In 1870-72, John Marius Wilson's Imperial Gazetteer of England and Wales described Mary Gate like this:
OLAVE (St.)-MARY-GATE, a township and a parish in the district of York and N. R. Yorkshire. The township lies on the North eastern railway, adjacent to the N W side of York city. Pop. in 1851, 677; in 1861, 966. Houses, 171. The Wilberforce school for the blind is here; and, at the census of 1861, had 71 inmates. The parish contains also the townships of Clifton and Rawcliffe, and part of the township of Heworth; and its post town is York. Acres, exclusive of the part of Heworth, 2, 120. Real property, exclusive of the part of Heworth, £9,081. ...
Pop. of the whole, in 1851, 3, 124; in 1861, 3, 917. Houses, 628. The York workhouse and the N and E Riding pauper lunatic asylum are in Clifton; and, at the census of 1861, had respectively 206 and 540 inmates. The living is a p. curacy, united with the p. curacy of St. Giles, in the diocese of York. Value, £210.* Patron, Countess Cowper. The churchstands on the site of the monastery of Earl Siward, who died in 1055; was rebuilt in 1705, out of the ruins of St. Mary's abbey; and is not a building of much interest. The churchyard contains the grave of the artist Etty. Asection of the parish, containing a pop. of 1,064, in 1861, is included in the chapelry of St. Thomas, constituted in 1855. See York.
The location is that of the street called Marygate within the city of York.
A Vision of Britain through Time includes a large library of local statistics for administrative units. For the best overall sense of how the area containing Mary Gate has changed, please see our redistricted information for the modern district of York. More detailed statistical data are available under Units and statistics, which includes both administrative units covering Mary Gate and units named after it.
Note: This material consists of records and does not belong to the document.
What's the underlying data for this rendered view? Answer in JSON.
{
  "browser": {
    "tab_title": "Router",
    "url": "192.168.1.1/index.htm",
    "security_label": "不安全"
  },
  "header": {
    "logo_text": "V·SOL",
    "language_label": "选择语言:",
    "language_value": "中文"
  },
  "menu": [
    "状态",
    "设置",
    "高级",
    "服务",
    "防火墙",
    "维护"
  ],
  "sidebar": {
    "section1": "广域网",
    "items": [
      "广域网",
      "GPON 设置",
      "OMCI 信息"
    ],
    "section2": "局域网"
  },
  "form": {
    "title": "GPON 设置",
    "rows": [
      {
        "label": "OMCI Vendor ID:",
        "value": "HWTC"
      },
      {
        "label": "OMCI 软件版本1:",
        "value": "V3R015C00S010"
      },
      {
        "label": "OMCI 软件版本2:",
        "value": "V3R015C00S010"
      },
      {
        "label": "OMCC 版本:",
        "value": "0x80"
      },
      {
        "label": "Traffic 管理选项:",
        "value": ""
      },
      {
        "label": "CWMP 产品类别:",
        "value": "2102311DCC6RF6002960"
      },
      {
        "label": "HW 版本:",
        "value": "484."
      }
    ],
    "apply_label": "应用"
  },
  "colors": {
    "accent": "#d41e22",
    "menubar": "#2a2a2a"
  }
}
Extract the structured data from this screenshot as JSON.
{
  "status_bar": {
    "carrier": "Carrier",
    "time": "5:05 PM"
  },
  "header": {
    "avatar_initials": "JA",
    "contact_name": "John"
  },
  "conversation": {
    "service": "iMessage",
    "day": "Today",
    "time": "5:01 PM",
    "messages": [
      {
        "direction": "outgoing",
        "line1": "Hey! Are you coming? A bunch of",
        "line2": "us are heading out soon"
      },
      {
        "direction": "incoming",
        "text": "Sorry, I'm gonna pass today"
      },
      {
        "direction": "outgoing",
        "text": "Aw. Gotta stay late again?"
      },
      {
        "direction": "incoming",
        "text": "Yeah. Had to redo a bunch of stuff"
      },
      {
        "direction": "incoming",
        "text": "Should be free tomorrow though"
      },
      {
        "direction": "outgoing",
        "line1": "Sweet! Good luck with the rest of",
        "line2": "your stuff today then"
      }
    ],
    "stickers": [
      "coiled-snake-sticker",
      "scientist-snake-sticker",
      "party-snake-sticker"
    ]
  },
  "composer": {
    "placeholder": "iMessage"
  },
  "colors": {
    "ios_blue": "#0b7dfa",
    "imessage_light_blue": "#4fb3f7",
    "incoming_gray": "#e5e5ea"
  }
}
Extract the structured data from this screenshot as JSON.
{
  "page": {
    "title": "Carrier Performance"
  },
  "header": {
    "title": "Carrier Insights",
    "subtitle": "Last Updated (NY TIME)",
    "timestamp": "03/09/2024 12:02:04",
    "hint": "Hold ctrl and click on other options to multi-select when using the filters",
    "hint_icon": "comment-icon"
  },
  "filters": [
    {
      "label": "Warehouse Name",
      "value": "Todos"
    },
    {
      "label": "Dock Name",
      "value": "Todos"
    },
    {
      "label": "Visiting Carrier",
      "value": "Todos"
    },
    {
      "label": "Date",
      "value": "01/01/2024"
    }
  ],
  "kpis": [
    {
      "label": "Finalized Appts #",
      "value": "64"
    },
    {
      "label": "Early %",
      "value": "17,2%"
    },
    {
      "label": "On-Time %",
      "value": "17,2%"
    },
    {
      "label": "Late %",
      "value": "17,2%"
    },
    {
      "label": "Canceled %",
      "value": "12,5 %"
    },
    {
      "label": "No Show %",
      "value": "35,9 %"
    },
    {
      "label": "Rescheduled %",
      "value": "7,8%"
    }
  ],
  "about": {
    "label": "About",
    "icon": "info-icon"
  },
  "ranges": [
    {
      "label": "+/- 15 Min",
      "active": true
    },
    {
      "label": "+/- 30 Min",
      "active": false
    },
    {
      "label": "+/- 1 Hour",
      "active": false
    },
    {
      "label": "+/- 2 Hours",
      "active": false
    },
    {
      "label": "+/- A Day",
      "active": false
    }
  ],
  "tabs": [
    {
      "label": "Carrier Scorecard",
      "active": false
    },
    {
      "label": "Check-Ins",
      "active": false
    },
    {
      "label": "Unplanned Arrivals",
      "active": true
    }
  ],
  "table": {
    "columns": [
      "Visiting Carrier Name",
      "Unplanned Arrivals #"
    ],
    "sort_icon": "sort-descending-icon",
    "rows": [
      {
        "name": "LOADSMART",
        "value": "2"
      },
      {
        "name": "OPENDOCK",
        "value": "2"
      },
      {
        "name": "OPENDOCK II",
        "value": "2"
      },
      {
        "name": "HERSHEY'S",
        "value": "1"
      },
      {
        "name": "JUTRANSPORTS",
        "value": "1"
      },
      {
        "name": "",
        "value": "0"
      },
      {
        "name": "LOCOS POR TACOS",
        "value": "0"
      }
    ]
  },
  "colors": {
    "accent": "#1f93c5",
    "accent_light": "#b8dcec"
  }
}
GB Historical GIS / University of Portsmouth, History of Mary Gate, in York and Yorkshire | Map and description, A Vision of Britain through Time.
Date accessed: 23rd May 2013
Click here for more detailed advice on finding places within A Vision of Britain through Time, and maybe some references to other places called "Mary Gate".